Locate and copy each line in the data that contains the word "label".

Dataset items
· · · · ·
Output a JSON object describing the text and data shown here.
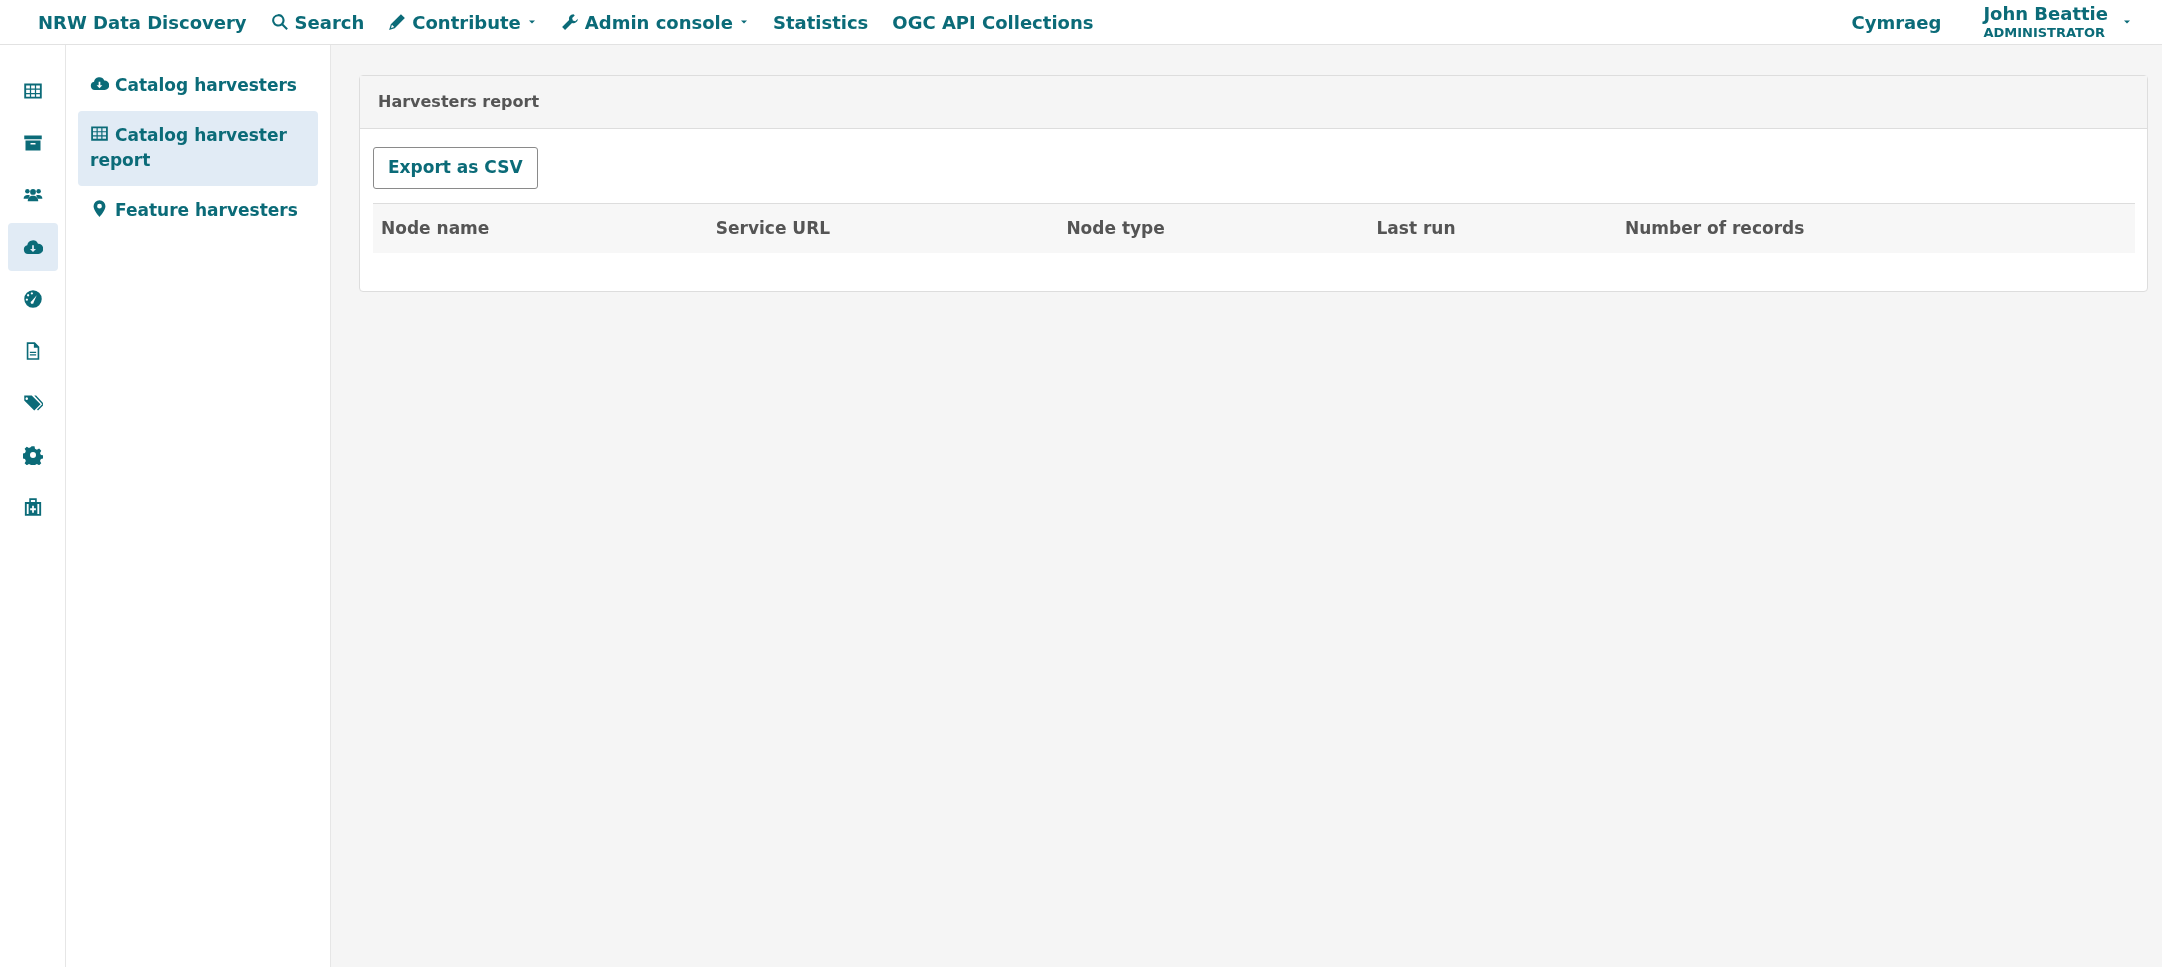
{
  "navbar": {
    "brand": "NRW Data Discovery",
    "items": [
      {
        "label": "Search",
        "dropdown": false
      },
      {
        "label": "Contribute",
        "dropdown": true
      },
      {
        "label": "Admin console",
        "dropdown": true
      },
      {
        "label": "Statistics",
        "dropdown": false
      },
      {
        "label": "OGC API Collections",
        "dropdown": false
      }
    ],
    "language": "Cymraeg",
    "user": {
      "name": "John Beattie",
      "role": "ADMINISTRATOR"
    }
  },
  "icon_rail": [
    {
      "selected": false
    },
    {
      "selected": false
    },
    {
      "selected": false
    },
    {
      "selected": true
    },
    {
      "selected": false
    },
    {
      "selected": false
    },
    {
      "selected": false
    },
    {
      "selected": false
    },
    {
      "selected": false
    }
  ],
  "sidebar": {
    "items": [
      {
        "label": "Catalog harvesters",
        "selected": false
      },
      {
        "label": "Catalog harvester report",
        "selected": true
      },
      {
        "label": "Feature harvesters",
        "selected": false
      }
    ]
  },
  "panel": {
    "title": "Harvesters report",
    "button": "Export as CSV",
    "table": {
      "columns": [
        "Node name",
        "Service URL",
        "Node type",
        "Last run",
        "Number of records"
      ]
    }
  }
}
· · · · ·
▸ ANSWER TO THIS PROBLEM:
        "label": "Search",
        "label": "Contribute",
        "label": "Admin console",
        "label": "Statistics",
        "label": "OGC API Collections",
        "label": "Catalog harvesters",
        "label": "Catalog harvester report",
        "label": "Feature harvesters",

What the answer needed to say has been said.